We resumed our way, and the conversation turned, as might be expected, upon robbers. My companion, who seemed to be acquainted with every inch of ground over which we passed, had a legend to tell of every dingle and every pine-clump. We reached a slight eminence, on the top of which grew three stately pines: about half a league farther on was another similar one: these two eminences commanded a view of the road from Pegoens and Vendas Novas, so that all people going and coming could be descried, whilst yet at a distance. My friend told me that these heights were favourite stations of robbers. Some two years since, a band of six mounted banditti remained there three days, and plundered whomsoever approached from either quarter: their horses, saddled and bridled, stood picqueted at the foot of the trees, and two scouts, one for each eminence, continually sat in the topmost branches and gave notice of the approach of travellers: when at a proper distance the robbers below sprang upon their horses, and putting them to full gallop, made at their prey, shouting Rendete, Picaro! Rendete, Picaro! (Surrender, scoundrel, surrender!) We, however, passed unmolested, and, about a quarter of a mile before we reached Pegoens, overtook the family of the Fidalgo.
Had they been conveying the wealth of Ind through the deserts of Arabia, they could not have travelled with more precaution. The nephew, with drawn sabre, rode in front; pistols at his holsters, and the usual Spanish gun slung at his saddle. Behind him tramped six men in a rank, with muskets shouldered, and each of them wore at his girdle a hatchet, which was probably intended to cleave the thieves to the brisket should they venture to come to close quarters. There were six vehicles, two of them calashes, in which latter rode the Fidalgo and his daughters; the others were covered carts, and seemed to be filled with household furniture; each of these vehicles had an armed rustic on either side; and the son, a lad about sixteen, brought up the rear with a squad equal to that of his cousin in the van. The soldiers, who by good fortune were light horse, and admirably mounted, were galloping about in all directions, for the purpose of driving the enemy from cover, should they happen to be lurking in the neighbourhood.
I could not help thinking as I passed by, that this martial array was very injudicious, for though it was calculated to awe plunderers, it was likewise calculated to allure them, as it seemed to hint that immense wealth was passing through their territories.

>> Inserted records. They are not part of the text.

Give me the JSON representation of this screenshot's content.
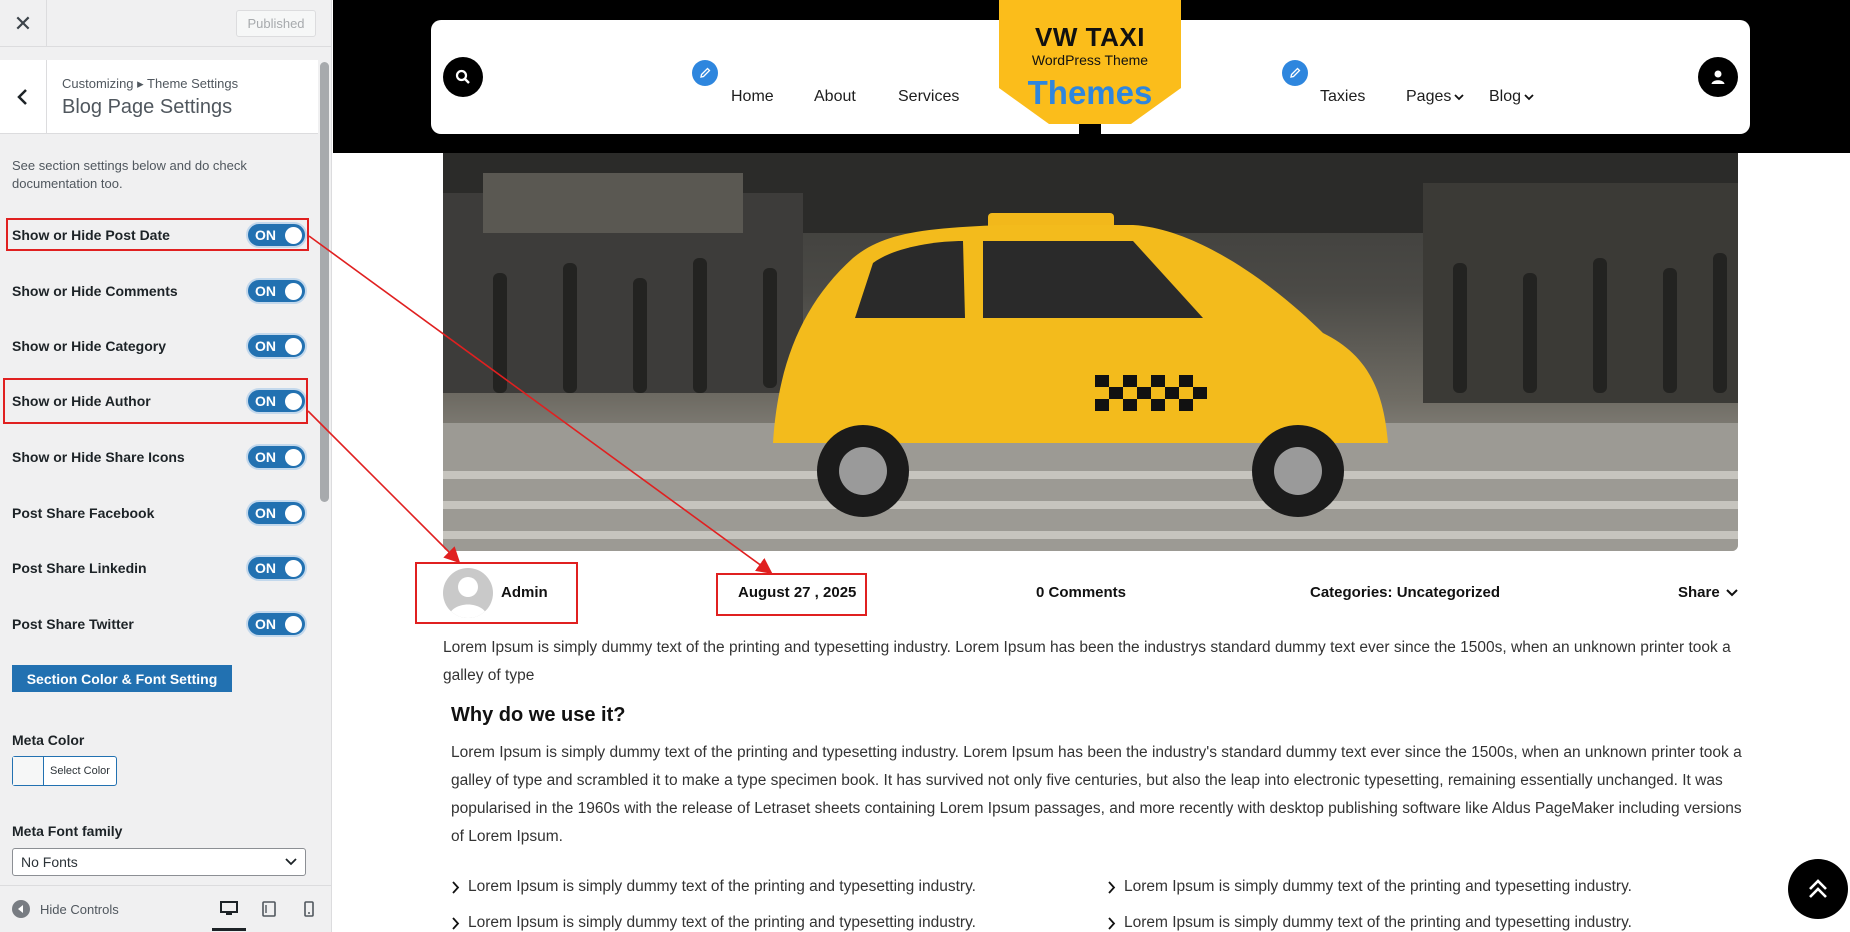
{
  "customizer": {
    "close_symbol": "✕",
    "publish_label": "Published",
    "breadcrumb": "Customizing ▸ Theme Settings",
    "section_title": "Blog Page Settings",
    "description": "See section settings below and do check documentation too.",
    "toggle_on_text": "ON",
    "toggles": [
      {
        "label": "Show or Hide Post Date",
        "state": "ON"
      },
      {
        "label": "Show or Hide Comments",
        "state": "ON"
      },
      {
        "label": "Show or Hide Category",
        "state": "ON"
      },
      {
        "label": "Show or Hide Author",
        "state": "ON"
      },
      {
        "label": "Show or Hide Share Icons",
        "state": "ON"
      },
      {
        "label": "Post Share Facebook",
        "state": "ON"
      },
      {
        "label": "Post Share Linkedin",
        "state": "ON"
      },
      {
        "label": "Post Share Twitter",
        "state": "ON"
      }
    ],
    "section_button": "Section Color & Font Setting",
    "meta_color_label": "Meta Color",
    "select_color_label": "Select Color",
    "meta_font_label": "Meta Font family",
    "meta_font_value": "No Fonts",
    "hide_controls": "Hide Controls",
    "accent_color": "#2271b1",
    "highlight_color": "#e02020"
  },
  "site": {
    "nav_left": [
      "Home",
      "About",
      "Services"
    ],
    "nav_right": [
      "Taxies",
      "Pages",
      "Blog"
    ],
    "logo": {
      "line1": "VW TAXI",
      "line2": "WordPress Theme",
      "line3": "Themes"
    },
    "logo_bg": "#fbbd1b",
    "brand_blue": "#2e86de"
  },
  "post": {
    "author": "Admin",
    "date": "August 27 , 2025",
    "comments": "0 Comments",
    "categories": "Categories: Uncategorized",
    "share": "Share",
    "intro": "Lorem Ipsum is simply dummy text of the printing and typesetting industry. Lorem Ipsum has been the industrys standard dummy text ever since the 1500s, when an unknown printer took a galley of type",
    "heading": "Why do we use it?",
    "body": "Lorem Ipsum is simply dummy text of the printing and typesetting industry. Lorem Ipsum has been the industry's standard dummy text ever since the 1500s, when an unknown printer took a galley of type and scrambled it to make a type specimen book. It has survived not only five centuries, but also the leap into electronic typesetting, remaining essentially unchanged. It was popularised in the 1960s with the release of Letraset sheets containing Lorem Ipsum passages, and more recently with desktop publishing software like Aldus PageMaker including versions of Lorem Ipsum.",
    "bullets": [
      "Lorem Ipsum is simply dummy text of the printing and typesetting industry.",
      "Lorem Ipsum is simply dummy text of the printing and typesetting industry.",
      "Lorem Ipsum is simply dummy text of the printing and typesetting industry.",
      "Lorem Ipsum is simply dummy text of the printing and typesetting industry."
    ]
  }
}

I do not know how the soldiers and rustics would have behaved in case of an attack; but am inclined to believe that if three such men as Richard Turpin had suddenly galloped forth from behind one of the bush-covered knolls, neither the numbers nor resistance opposed to them would have prevented them from bearing away the contents of the strong box jingling in their saddlebags.
From this moment nothing worthy of relating occurred till our arrival at Aldea Gallega, where we passed the night, and next morning at three o’clock embarked in the passage-boat for Lisbon, where we arrived at eight — and thus terminates my first wandering in the Alemtejo.
Last updated Sunday, March 27, 2016 at 11:51